### Source material
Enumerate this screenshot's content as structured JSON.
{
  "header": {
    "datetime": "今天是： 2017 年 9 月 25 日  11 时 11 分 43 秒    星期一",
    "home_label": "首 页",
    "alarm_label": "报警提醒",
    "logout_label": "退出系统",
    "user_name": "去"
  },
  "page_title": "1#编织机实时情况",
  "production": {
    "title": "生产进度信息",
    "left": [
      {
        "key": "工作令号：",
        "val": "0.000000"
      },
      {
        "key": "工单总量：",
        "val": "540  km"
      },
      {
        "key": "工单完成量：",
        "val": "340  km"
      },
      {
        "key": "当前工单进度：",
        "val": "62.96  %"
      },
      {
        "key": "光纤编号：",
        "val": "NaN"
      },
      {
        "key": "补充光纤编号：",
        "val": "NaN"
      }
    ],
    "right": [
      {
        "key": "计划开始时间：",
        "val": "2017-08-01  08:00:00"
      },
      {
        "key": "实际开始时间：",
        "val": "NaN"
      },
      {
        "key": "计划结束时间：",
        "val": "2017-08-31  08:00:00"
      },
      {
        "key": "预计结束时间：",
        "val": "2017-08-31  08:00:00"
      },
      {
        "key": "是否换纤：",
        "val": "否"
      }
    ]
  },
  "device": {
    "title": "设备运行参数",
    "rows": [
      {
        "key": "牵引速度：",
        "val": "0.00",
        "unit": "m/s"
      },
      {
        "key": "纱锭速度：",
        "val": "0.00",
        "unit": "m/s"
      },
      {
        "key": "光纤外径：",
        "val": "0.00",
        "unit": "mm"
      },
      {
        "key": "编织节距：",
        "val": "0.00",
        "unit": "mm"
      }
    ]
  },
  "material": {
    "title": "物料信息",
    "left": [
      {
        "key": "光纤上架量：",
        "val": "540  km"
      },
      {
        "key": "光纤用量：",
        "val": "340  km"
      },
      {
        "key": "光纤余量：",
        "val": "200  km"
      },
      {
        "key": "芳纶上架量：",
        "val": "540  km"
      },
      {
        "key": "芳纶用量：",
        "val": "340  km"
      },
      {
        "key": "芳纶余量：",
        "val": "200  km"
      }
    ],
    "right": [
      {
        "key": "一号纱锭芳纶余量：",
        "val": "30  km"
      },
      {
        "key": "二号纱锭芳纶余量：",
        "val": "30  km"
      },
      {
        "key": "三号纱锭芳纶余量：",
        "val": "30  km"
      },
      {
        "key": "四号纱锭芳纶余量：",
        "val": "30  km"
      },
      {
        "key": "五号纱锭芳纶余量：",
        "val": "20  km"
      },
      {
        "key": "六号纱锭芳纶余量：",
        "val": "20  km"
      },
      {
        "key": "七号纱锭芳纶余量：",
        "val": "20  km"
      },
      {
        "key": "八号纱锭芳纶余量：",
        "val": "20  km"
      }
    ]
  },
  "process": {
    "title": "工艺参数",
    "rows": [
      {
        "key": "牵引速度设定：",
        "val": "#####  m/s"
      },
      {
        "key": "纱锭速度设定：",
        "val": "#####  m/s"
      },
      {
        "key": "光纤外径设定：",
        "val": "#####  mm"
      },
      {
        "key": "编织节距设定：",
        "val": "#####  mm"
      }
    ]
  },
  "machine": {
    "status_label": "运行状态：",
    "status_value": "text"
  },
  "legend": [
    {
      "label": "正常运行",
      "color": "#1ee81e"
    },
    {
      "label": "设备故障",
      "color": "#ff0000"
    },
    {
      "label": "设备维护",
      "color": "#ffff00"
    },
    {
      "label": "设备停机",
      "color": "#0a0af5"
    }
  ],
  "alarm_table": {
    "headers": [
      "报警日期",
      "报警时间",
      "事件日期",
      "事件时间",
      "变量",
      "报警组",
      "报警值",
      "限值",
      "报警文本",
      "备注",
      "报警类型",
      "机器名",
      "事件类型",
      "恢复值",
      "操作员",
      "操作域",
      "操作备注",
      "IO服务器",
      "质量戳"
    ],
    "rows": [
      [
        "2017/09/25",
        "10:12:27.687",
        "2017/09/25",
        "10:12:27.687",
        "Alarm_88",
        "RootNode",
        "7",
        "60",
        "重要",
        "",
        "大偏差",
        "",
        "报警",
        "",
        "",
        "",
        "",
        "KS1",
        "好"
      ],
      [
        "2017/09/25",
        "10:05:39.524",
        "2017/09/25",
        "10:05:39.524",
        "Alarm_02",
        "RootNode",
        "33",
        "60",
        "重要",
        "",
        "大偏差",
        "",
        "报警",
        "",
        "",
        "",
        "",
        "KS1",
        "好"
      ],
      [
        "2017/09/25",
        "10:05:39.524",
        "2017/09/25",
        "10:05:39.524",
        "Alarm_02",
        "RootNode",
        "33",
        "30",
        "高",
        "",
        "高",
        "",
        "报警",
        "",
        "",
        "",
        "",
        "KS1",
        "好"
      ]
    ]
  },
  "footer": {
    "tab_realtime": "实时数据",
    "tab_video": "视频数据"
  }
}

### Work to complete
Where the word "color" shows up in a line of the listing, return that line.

### Output for this exercise
      "color": "#1ee81e"
      "color": "#ff0000"
      "color": "#ffff00"
      "color": "#0a0af5"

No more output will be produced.